Your objective =
Verbatim copy, images removed: write out the entries below.

Stored items:
==============================

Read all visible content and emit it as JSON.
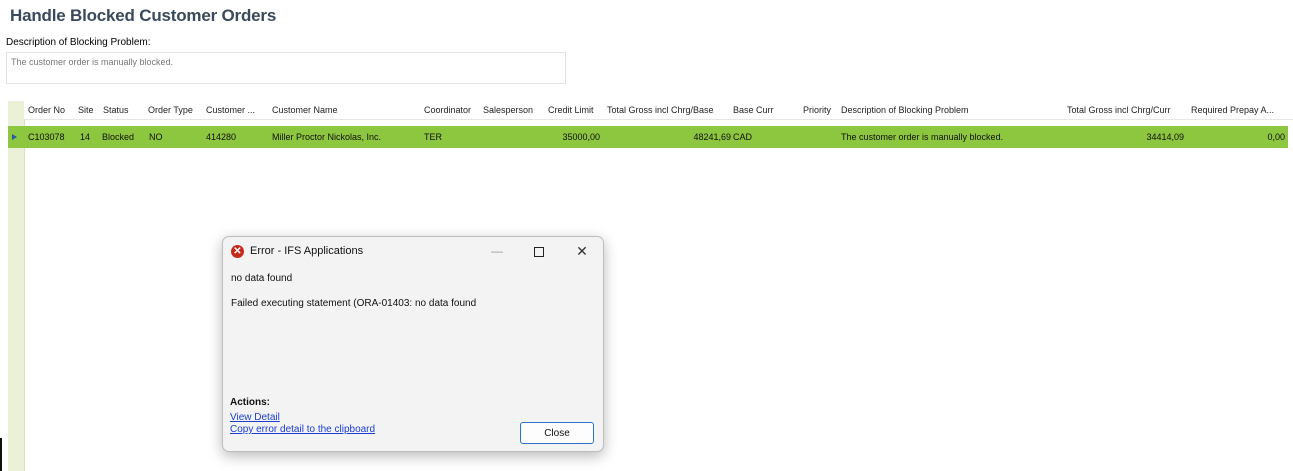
{
  "page": {
    "title": "Handle Blocked Customer Orders",
    "description_label": "Description of Blocking Problem:",
    "description_value": "The customer order is manually blocked."
  },
  "grid": {
    "columns": [
      "Order No",
      "Site",
      "Status",
      "Order Type",
      "Customer ...",
      "Customer Name",
      "Coordinator",
      "Salesperson",
      "Credit Limit",
      "Total Gross incl Chrg/Base",
      "Base Curr",
      "Priority",
      "Description of Blocking Problem",
      "Total Gross incl Chrg/Curr",
      "Required Prepay A..."
    ],
    "rows": [
      {
        "order_no": "C103078",
        "site": "14",
        "status": "Blocked",
        "order_type": "NO",
        "customer_no": "414280",
        "customer_name": "Miller Proctor Nickolas, Inc.",
        "coordinator": "TER",
        "salesperson": "",
        "credit_limit": "35000,00",
        "total_gross_base": "48241,69",
        "base_curr": "CAD",
        "priority": "",
        "blocking_description": "The customer order is manually blocked.",
        "total_gross_curr": "34414,09",
        "required_prepay": "0,00"
      }
    ],
    "selected_row_color": "#8dc63f"
  },
  "dialog": {
    "title": "Error - IFS Applications",
    "icon": "error-icon",
    "minimize": "—",
    "close_glyph": "✕",
    "message": "no data found",
    "detail": "Failed executing statement (ORA-01403: no data found",
    "actions_label": "Actions:",
    "links": [
      "View Detail",
      "Copy error detail to the clipboard"
    ],
    "close_button": "Close"
  }
}
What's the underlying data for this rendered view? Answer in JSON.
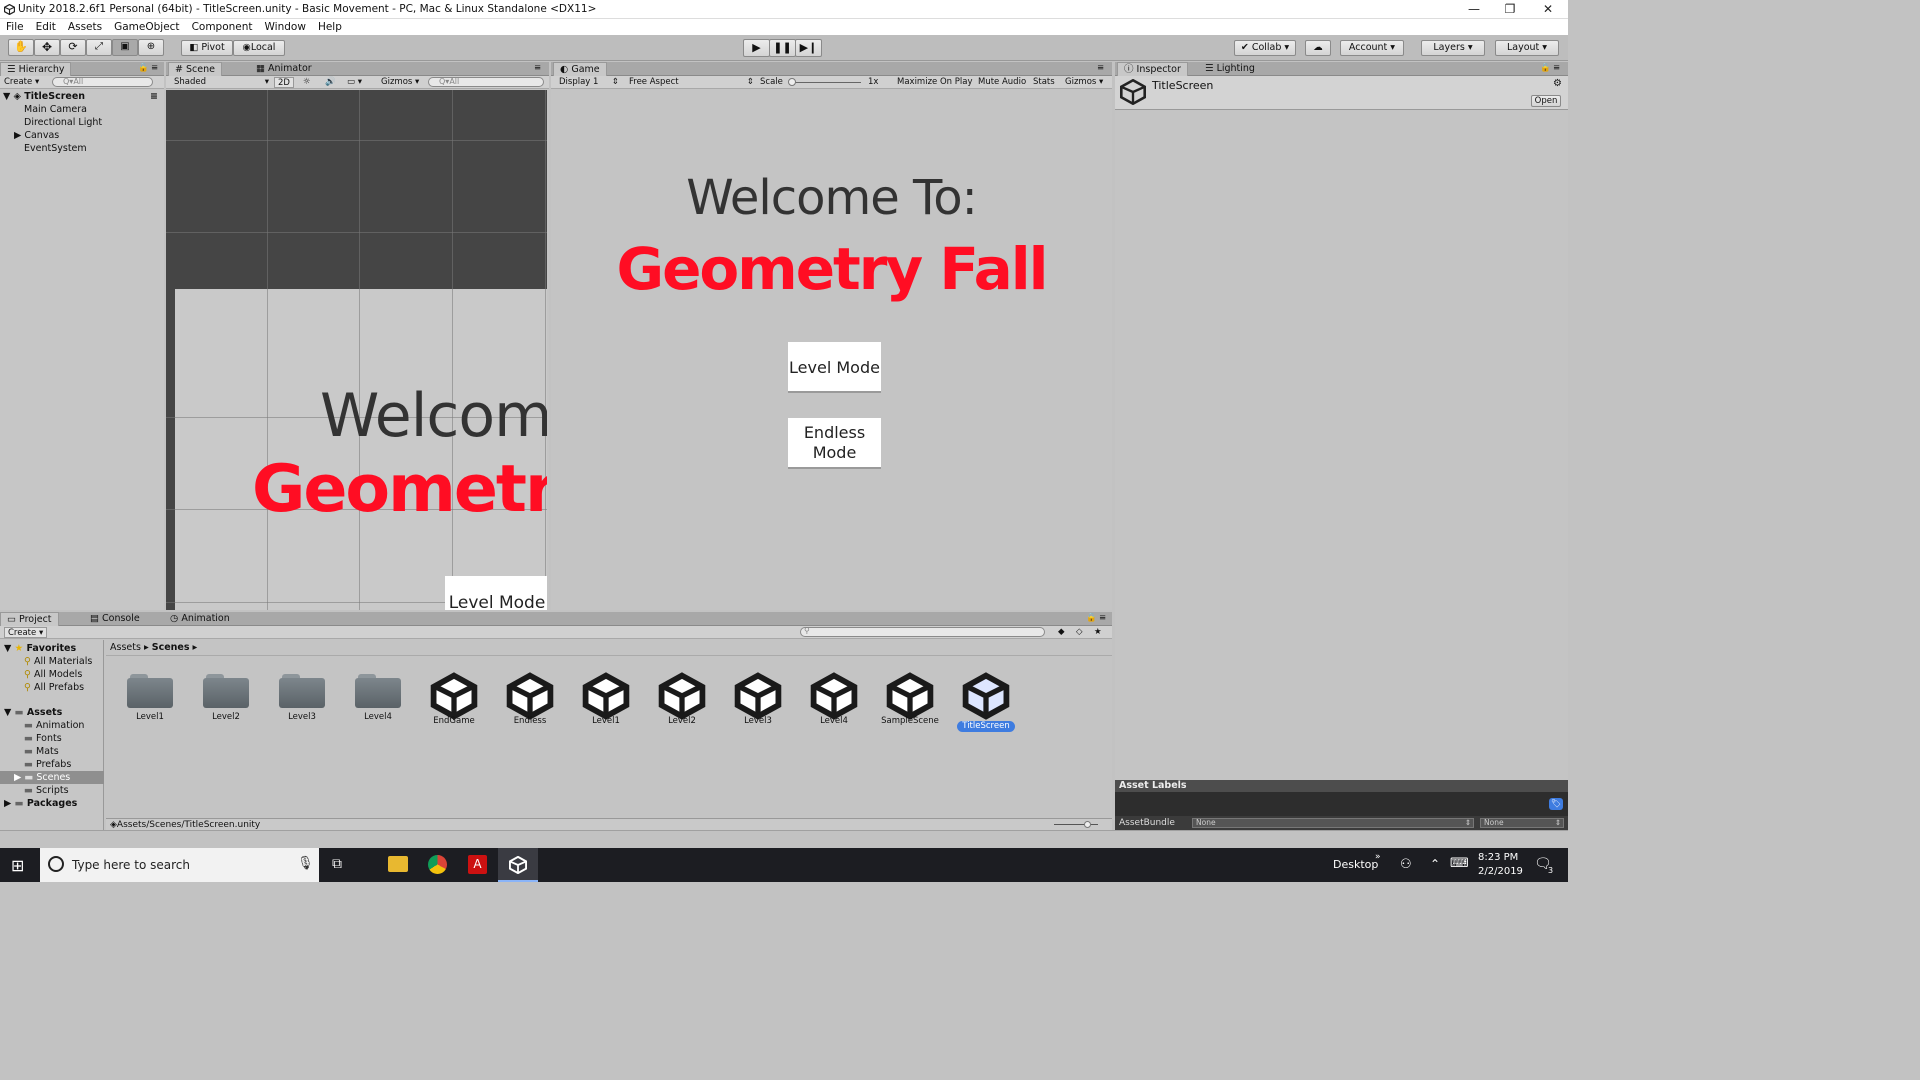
{
  "window": {
    "title": "Unity 2018.2.6f1 Personal (64bit) - TitleScreen.unity - Basic Movement - PC, Mac & Linux Standalone <DX11>",
    "controls": [
      "—",
      "❐",
      "✕"
    ]
  },
  "menu": [
    "File",
    "Edit",
    "Assets",
    "GameObject",
    "Component",
    "Window",
    "Help"
  ],
  "toolbar": {
    "pivot": "Pivot",
    "local": "Local",
    "collab": "Collab",
    "account": "Account",
    "layers": "Layers",
    "layout": "Layout"
  },
  "hierarchy": {
    "tab": "Hierarchy",
    "create": "Create",
    "search_placeholder": "Q▾All",
    "scene": "TitleScreen",
    "items": [
      "Main Camera",
      "Directional Light",
      "Canvas",
      "EventSystem"
    ]
  },
  "scene_view": {
    "tabs": [
      "Scene",
      "Animator"
    ],
    "shading": "Shaded",
    "mode_2d": "2D",
    "gizmos": "Gizmos",
    "search_placeholder": "Q▾All",
    "welcome_text": "Welcome",
    "title_text": "Geometr",
    "button_text": "Level Mode"
  },
  "game_view": {
    "tab": "Game",
    "display": "Display 1",
    "aspect": "Free Aspect",
    "scale_label": "Scale",
    "scale_value": "1x",
    "maximize": "Maximize On Play",
    "mute": "Mute Audio",
    "stats": "Stats",
    "gizmos": "Gizmos",
    "welcome": "Welcome To:",
    "title": "Geometry Fall",
    "level_mode": "Level Mode",
    "endless_mode": "Endless Mode"
  },
  "inspector": {
    "tabs": [
      "Inspector",
      "Lighting"
    ],
    "asset_name": "TitleScreen",
    "open_button": "Open",
    "asset_labels": "Asset Labels",
    "asset_bundle_label": "AssetBundle",
    "bundle_value": "None",
    "variant_value": "None"
  },
  "project": {
    "tabs": [
      "Project",
      "Console",
      "Animation"
    ],
    "create": "Create",
    "favorites": "Favorites",
    "favorites_items": [
      "All Materials",
      "All Models",
      "All Prefabs"
    ],
    "assets": "Assets",
    "asset_folders": [
      "Animation",
      "Fonts",
      "Mats",
      "Prefabs",
      "Scenes",
      "Scripts"
    ],
    "packages": "Packages",
    "breadcrumb": [
      "Assets",
      "Scenes"
    ],
    "folders": [
      "Level1",
      "Level2",
      "Level3",
      "Level4"
    ],
    "scenes": [
      "EndGame",
      "Endless",
      "Level1",
      "Level2",
      "Level3",
      "Level4",
      "SampleScene",
      "TitleScreen"
    ],
    "selected_scene": "TitleScreen",
    "status_path": "Assets/Scenes/TitleScreen.unity"
  },
  "taskbar": {
    "search_placeholder": "Type here to search",
    "desktop": "Desktop",
    "time": "8:23 PM",
    "date": "2/2/2019",
    "notification_count": "3"
  },
  "colors": {
    "title_red": "#ff0d23",
    "selected_blue": "#3e7ce0",
    "taskbar": "#1c1d22"
  }
}
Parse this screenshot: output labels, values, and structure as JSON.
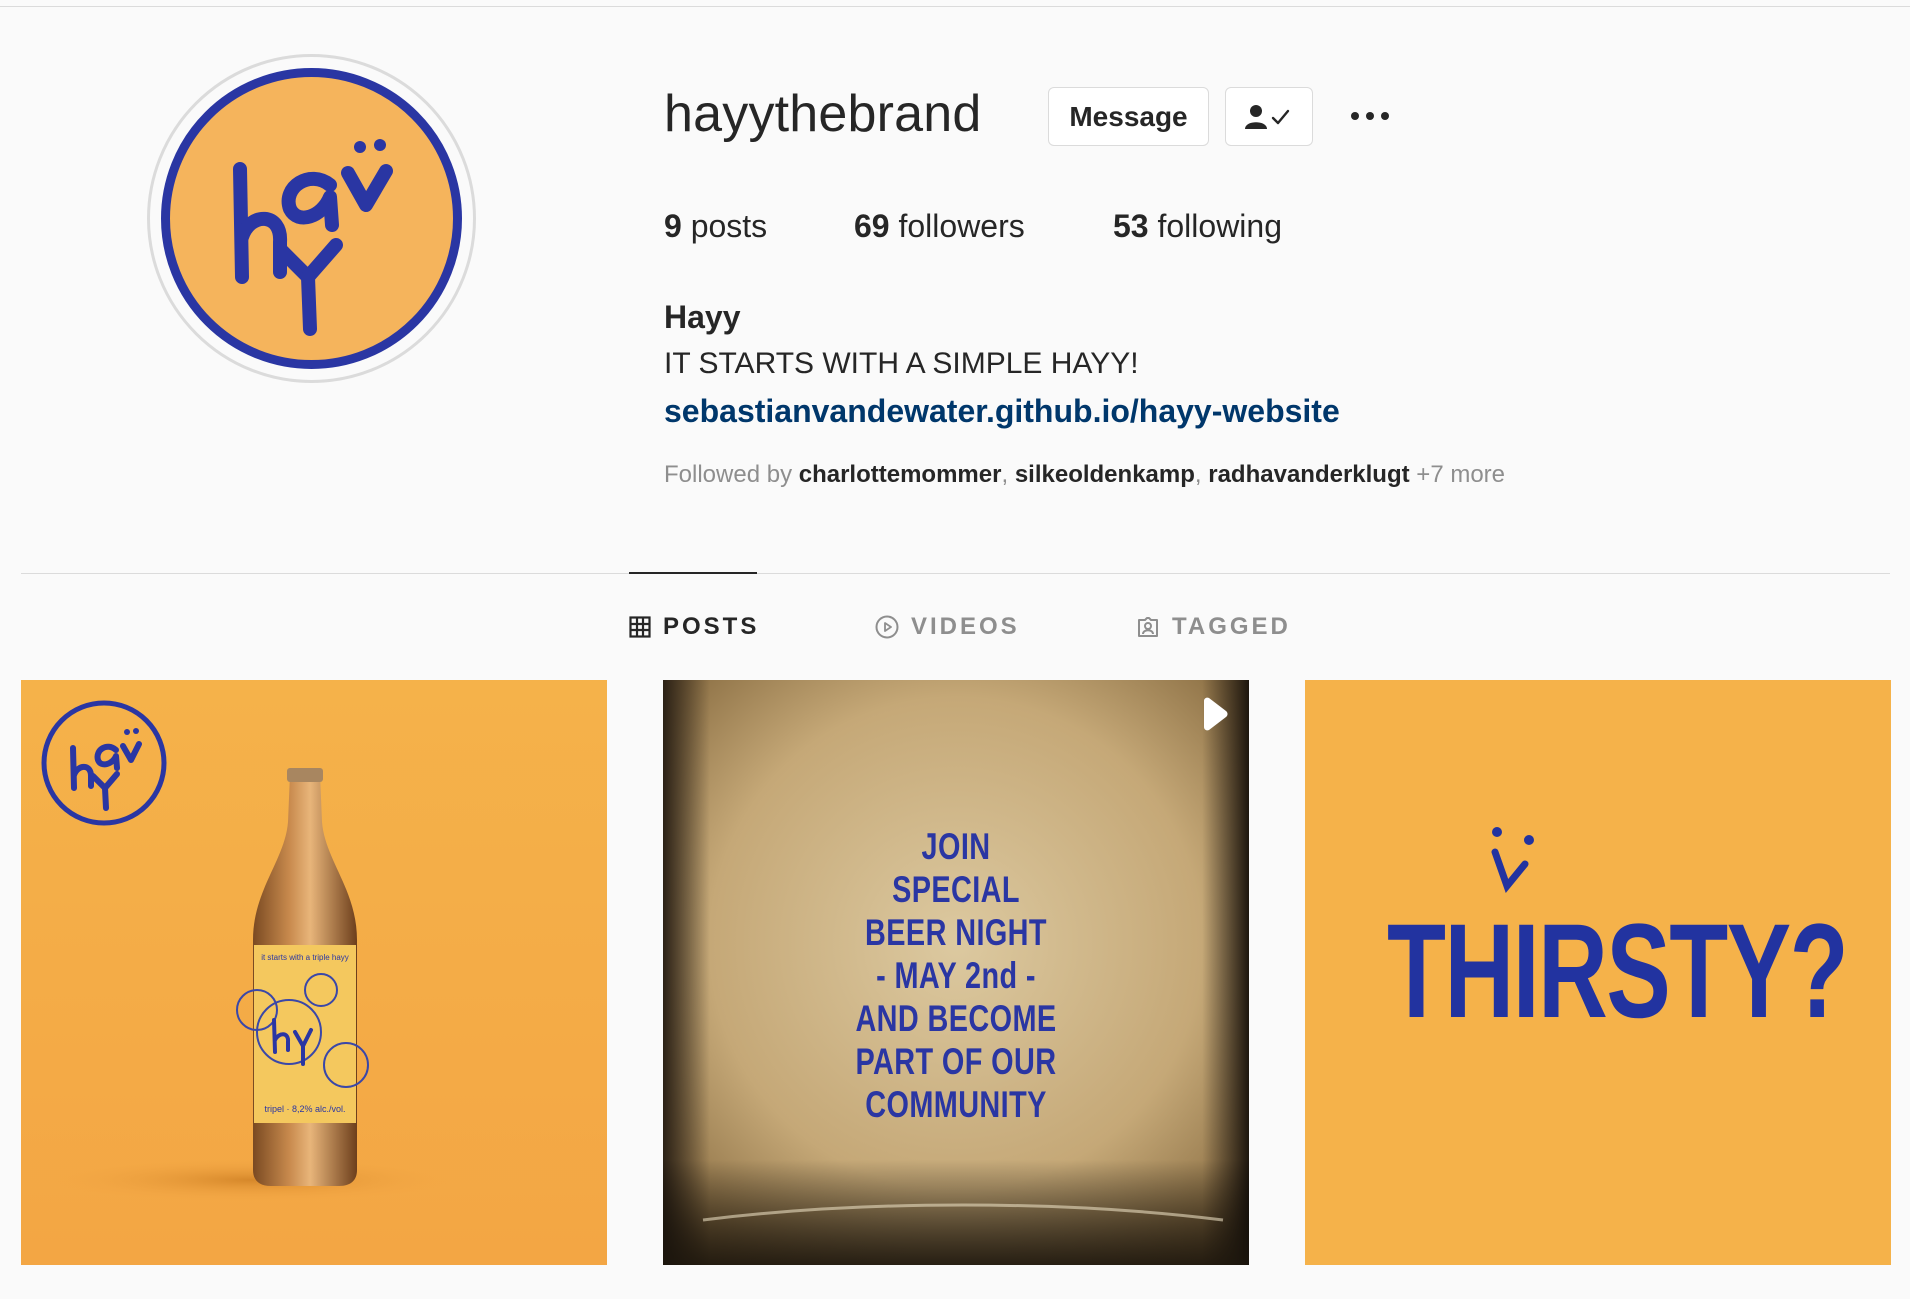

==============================

Task output =
Read all visible content and emit it as JSON.
{
  "page": {
    "title": "Handle Blocked Customer Orders",
    "description_label": "Description of Blocking Problem:",
    "description_value": "The customer order is manually blocked."
  },
  "grid": {
    "columns": [
      "Order No",
      "Site",
      "Status",
      "Order Type",
      "Customer ...",
      "Customer Name",
      "Coordinator",
      "Salesperson",
      "Credit Limit",
      "Total Gross incl Chrg/Base",
      "Base Curr",
      "Priority",
      "Description of Blocking Problem",
      "Total Gross incl Chrg/Curr",
      "Required Prepay A..."
    ],
    "rows": [
      {
        "order_no": "C103078",
        "site": "14",
        "status": "Blocked",
        "order_type": "NO",
        "customer_no": "414280",
        "customer_name": "Miller Proctor Nickolas, Inc.",
        "coordinator": "TER",
        "salesperson": "",
        "credit_limit": "35000,00",
        "total_gross_base": "48241,69",
        "base_curr": "CAD",
        "priority": "",
        "blocking_description": "The customer order is manually blocked.",
        "total_gross_curr": "34414,09",
        "required_prepay": "0,00"
      }
    ],
    "selected_row_color": "#8dc63f"
  },
  "dialog": {
    "title": "Error - IFS Applications",
    "icon": "error-icon",
    "minimize": "—",
    "close_glyph": "✕",
    "message": "no data found",
    "detail": "Failed executing statement (ORA-01403: no data found",
    "actions_label": "Actions:",
    "links": [
      "View Detail",
      "Copy error detail to the clipboard"
    ],
    "close_button": "Close"
  }
}
What's the underlying data for this rendered view? Answer in JSON.
{
  "window": {
    "title": "Unity 2018.2.6f1 Personal (64bit) - TitleScreen.unity - Basic Movement - PC, Mac & Linux Standalone <DX11>",
    "controls": [
      "—",
      "❐",
      "✕"
    ]
  },
  "menu": [
    "File",
    "Edit",
    "Assets",
    "GameObject",
    "Component",
    "Window",
    "Help"
  ],
  "toolbar": {
    "pivot": "Pivot",
    "local": "Local",
    "collab": "Collab",
    "account": "Account",
    "layers": "Layers",
    "layout": "Layout"
  },
  "hierarchy": {
    "tab": "Hierarchy",
    "create": "Create",
    "search_placeholder": "Q▾All",
    "scene": "TitleScreen",
    "items": [
      "Main Camera",
      "Directional Light",
      "Canvas",
      "EventSystem"
    ]
  },
  "scene_view": {
    "tabs": [
      "Scene",
      "Animator"
    ],
    "shading": "Shaded",
    "mode_2d": "2D",
    "gizmos": "Gizmos",
    "search_placeholder": "Q▾All",
    "welcome_text": "Welcome",
    "title_text": "Geometr",
    "button_text": "Level Mode"
  },
  "game_view": {
    "tab": "Game",
    "display": "Display 1",
    "aspect": "Free Aspect",
    "scale_label": "Scale",
    "scale_value": "1x",
    "maximize": "Maximize On Play",
    "mute": "Mute Audio",
    "stats": "Stats",
    "gizmos": "Gizmos",
    "welcome": "Welcome To:",
    "title": "Geometry Fall",
    "level_mode": "Level Mode",
    "endless_mode": "Endless Mode"
  },
  "inspector": {
    "tabs": [
      "Inspector",
      "Lighting"
    ],
    "asset_name": "TitleScreen",
    "open_button": "Open",
    "asset_labels": "Asset Labels",
    "asset_bundle_label": "AssetBundle",
    "bundle_value": "None",
    "variant_value": "None"
  },
  "project": {
    "tabs": [
      "Project",
      "Console",
      "Animation"
    ],
    "create": "Create",
    "favorites": "Favorites",
    "favorites_items": [
      "All Materials",
      "All Models",
      "All Prefabs"
    ],
    "assets": "Assets",
    "asset_folders": [
      "Animation",
      "Fonts",
      "Mats",
      "Prefabs",
      "Scenes",
      "Scripts"
    ],
    "packages": "Packages",
    "breadcrumb": [
      "Assets",
      "Scenes"
    ],
    "folders": [
      "Level1",
      "Level2",
      "Level3",
      "Level4"
    ],
    "scenes": [
      "EndGame",
      "Endless",
      "Level1",
      "Level2",
      "Level3",
      "Level4",
      "SampleScene",
      "TitleScreen"
    ],
    "selected_scene": "TitleScreen",
    "status_path": "Assets/Scenes/TitleScreen.unity"
  },
  "taskbar": {
    "search_placeholder": "Type here to search",
    "desktop": "Desktop",
    "time": "8:23 PM",
    "date": "2/2/2019",
    "notification_count": "3"
  },
  "colors": {
    "title_red": "#ff0d23",
    "selected_blue": "#3e7ce0",
    "taskbar": "#1c1d22"
  }
}
Parse this screenshot: output labels, values, and structure as JSON.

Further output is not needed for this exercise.